Charles Darwin spent five years sailing around the world aboard the Beagle. In between exploring South America and checking out the Galapagos, Darwin had a lot of time to kill. Luckily, the Beagle's library - kept in Darwin's own quarters - assured he was never without something to do. It contained some 400 volumes, many of which spoke to the natural history and anthropology of the lands he was exploring.
After the voyage concluded in 1836, however, the books scattered. And for more than a century, no one was quite sure which volumes Darwin enjoyed on that historic voyage. Now, researchers from the National University of Singapore have for the first time assembled what they think is the more or less complete collection. They drew upon previous studies that identified around 130 books housed on the Beagle, and combed through Darwin's letters and notes for clues about what Darwin was reading.
The result is a freely accessible digitized Beagle library that includes around 195,000 pages of text and 5,000 illustrations. The researchers tried to use the same editions that Darwin did, and some of the writings are in French, German, Latin, Spanish and Greek. The books have all been transcribed so they can be easily read and are searchable.

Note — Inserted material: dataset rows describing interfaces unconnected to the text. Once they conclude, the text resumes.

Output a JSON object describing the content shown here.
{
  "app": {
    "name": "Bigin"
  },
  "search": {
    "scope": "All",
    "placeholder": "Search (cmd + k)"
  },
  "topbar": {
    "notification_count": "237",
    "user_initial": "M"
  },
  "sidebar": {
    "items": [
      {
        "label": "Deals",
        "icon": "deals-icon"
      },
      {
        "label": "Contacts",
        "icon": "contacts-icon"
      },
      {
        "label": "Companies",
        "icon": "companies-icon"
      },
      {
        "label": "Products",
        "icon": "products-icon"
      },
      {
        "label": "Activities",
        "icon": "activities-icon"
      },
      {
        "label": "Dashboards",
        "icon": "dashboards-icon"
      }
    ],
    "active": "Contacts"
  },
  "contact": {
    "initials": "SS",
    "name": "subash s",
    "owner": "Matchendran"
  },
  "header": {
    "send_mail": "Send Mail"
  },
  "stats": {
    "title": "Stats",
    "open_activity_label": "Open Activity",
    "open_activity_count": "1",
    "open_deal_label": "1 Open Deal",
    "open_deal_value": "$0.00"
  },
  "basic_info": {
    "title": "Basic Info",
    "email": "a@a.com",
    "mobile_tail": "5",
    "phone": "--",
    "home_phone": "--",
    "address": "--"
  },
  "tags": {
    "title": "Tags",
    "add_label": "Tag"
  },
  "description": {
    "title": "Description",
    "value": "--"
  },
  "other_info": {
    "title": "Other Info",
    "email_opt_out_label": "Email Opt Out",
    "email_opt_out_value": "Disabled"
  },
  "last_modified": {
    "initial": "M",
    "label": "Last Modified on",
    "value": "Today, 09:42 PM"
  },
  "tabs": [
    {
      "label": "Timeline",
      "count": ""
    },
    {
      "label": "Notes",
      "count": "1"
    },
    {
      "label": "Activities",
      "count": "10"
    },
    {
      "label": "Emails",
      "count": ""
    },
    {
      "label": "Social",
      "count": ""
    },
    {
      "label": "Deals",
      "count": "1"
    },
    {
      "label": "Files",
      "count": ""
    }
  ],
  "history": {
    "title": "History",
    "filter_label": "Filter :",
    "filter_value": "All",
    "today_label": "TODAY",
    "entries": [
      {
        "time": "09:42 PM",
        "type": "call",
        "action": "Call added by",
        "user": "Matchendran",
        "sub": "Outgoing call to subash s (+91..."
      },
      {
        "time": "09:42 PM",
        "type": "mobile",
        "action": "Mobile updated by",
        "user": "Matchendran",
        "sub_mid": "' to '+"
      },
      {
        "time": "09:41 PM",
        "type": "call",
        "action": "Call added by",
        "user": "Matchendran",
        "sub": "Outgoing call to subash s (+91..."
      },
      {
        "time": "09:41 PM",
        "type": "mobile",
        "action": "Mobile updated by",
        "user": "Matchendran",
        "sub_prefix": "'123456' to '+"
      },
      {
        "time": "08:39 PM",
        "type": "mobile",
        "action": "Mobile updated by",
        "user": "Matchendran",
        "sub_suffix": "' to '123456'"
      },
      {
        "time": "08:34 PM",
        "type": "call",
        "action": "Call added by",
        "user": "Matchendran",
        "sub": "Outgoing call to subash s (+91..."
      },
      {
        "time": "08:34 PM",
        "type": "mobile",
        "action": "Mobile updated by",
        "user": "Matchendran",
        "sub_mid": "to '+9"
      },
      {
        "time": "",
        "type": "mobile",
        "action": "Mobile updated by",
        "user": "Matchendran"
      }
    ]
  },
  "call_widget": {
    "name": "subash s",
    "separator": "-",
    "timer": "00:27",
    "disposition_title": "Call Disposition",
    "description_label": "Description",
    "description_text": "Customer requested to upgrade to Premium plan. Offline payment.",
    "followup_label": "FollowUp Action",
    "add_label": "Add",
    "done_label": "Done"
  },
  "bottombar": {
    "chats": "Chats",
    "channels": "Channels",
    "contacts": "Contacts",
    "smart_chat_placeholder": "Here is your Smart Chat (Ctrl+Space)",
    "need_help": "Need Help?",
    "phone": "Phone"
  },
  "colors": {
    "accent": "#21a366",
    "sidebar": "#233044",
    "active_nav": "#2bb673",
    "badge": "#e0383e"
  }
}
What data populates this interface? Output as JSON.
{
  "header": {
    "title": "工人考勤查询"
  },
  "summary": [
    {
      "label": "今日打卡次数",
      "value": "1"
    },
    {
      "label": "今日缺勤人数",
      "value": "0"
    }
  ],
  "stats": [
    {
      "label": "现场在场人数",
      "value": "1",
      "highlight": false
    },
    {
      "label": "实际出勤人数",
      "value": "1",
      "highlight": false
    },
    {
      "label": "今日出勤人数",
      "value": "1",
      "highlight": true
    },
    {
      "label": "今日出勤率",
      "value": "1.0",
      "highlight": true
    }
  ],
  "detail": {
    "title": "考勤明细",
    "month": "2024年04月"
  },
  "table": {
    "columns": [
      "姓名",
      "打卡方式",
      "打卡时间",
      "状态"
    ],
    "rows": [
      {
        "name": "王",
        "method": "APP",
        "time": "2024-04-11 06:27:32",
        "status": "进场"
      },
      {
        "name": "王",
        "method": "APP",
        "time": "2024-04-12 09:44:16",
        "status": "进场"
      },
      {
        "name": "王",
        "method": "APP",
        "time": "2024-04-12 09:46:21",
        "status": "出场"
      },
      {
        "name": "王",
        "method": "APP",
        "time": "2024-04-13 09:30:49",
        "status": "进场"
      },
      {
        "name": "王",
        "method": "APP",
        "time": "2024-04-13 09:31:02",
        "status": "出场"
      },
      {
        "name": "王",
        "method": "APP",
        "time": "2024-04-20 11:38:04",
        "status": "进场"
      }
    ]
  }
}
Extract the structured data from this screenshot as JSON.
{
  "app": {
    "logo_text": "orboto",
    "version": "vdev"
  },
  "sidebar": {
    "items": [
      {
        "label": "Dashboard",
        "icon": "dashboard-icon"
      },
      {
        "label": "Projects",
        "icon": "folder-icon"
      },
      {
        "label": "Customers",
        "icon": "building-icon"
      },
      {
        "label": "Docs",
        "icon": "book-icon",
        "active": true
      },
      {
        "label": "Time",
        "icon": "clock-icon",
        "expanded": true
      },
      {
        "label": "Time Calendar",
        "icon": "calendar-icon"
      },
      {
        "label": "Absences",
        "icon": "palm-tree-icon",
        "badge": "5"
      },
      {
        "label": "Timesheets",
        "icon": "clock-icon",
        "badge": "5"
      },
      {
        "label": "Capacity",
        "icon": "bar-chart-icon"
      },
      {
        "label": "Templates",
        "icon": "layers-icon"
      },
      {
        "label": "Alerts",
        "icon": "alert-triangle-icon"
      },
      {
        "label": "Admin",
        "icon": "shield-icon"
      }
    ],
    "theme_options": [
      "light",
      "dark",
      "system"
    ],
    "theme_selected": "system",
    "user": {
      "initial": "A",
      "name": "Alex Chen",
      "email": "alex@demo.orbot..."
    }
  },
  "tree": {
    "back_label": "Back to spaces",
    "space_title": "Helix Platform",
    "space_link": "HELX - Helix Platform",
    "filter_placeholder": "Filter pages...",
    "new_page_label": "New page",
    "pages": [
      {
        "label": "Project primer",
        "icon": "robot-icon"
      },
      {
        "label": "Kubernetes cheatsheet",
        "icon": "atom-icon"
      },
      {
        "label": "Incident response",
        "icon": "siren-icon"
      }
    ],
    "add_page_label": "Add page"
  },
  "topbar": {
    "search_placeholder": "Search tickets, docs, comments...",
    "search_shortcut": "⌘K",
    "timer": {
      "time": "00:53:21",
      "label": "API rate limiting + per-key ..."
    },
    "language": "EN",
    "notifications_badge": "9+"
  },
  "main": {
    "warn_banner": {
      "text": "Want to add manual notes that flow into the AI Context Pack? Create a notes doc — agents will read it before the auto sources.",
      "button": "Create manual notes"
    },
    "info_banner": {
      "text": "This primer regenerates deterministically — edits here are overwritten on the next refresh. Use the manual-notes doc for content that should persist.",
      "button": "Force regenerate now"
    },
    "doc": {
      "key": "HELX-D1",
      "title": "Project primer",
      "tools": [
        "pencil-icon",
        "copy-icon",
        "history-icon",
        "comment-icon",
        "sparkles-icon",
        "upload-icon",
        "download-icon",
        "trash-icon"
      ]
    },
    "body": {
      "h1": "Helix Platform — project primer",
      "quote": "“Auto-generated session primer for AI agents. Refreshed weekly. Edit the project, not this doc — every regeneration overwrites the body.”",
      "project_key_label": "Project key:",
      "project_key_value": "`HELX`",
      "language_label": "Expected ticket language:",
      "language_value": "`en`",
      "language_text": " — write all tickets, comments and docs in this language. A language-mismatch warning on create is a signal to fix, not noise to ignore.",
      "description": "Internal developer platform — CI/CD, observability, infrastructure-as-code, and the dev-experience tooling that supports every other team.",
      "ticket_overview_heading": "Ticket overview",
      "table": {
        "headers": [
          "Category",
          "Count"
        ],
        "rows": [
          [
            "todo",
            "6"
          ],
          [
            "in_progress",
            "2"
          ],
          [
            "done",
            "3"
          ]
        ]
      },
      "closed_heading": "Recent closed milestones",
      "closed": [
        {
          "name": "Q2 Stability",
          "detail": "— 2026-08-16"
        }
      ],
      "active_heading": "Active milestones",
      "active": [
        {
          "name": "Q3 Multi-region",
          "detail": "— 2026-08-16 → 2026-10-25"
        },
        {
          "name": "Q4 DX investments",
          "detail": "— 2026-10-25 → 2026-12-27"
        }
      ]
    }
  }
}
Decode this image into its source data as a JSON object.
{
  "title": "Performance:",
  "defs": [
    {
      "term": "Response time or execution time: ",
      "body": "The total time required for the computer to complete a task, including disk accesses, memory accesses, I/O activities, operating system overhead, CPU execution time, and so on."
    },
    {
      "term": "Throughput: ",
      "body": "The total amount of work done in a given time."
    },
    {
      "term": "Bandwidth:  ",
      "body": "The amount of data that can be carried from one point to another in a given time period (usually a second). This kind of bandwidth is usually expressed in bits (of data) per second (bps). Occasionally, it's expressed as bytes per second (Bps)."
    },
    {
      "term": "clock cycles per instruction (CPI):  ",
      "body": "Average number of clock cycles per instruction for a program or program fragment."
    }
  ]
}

The project is now complete, and you can begin your own literary voyage at Darwin Online's Beagle Library.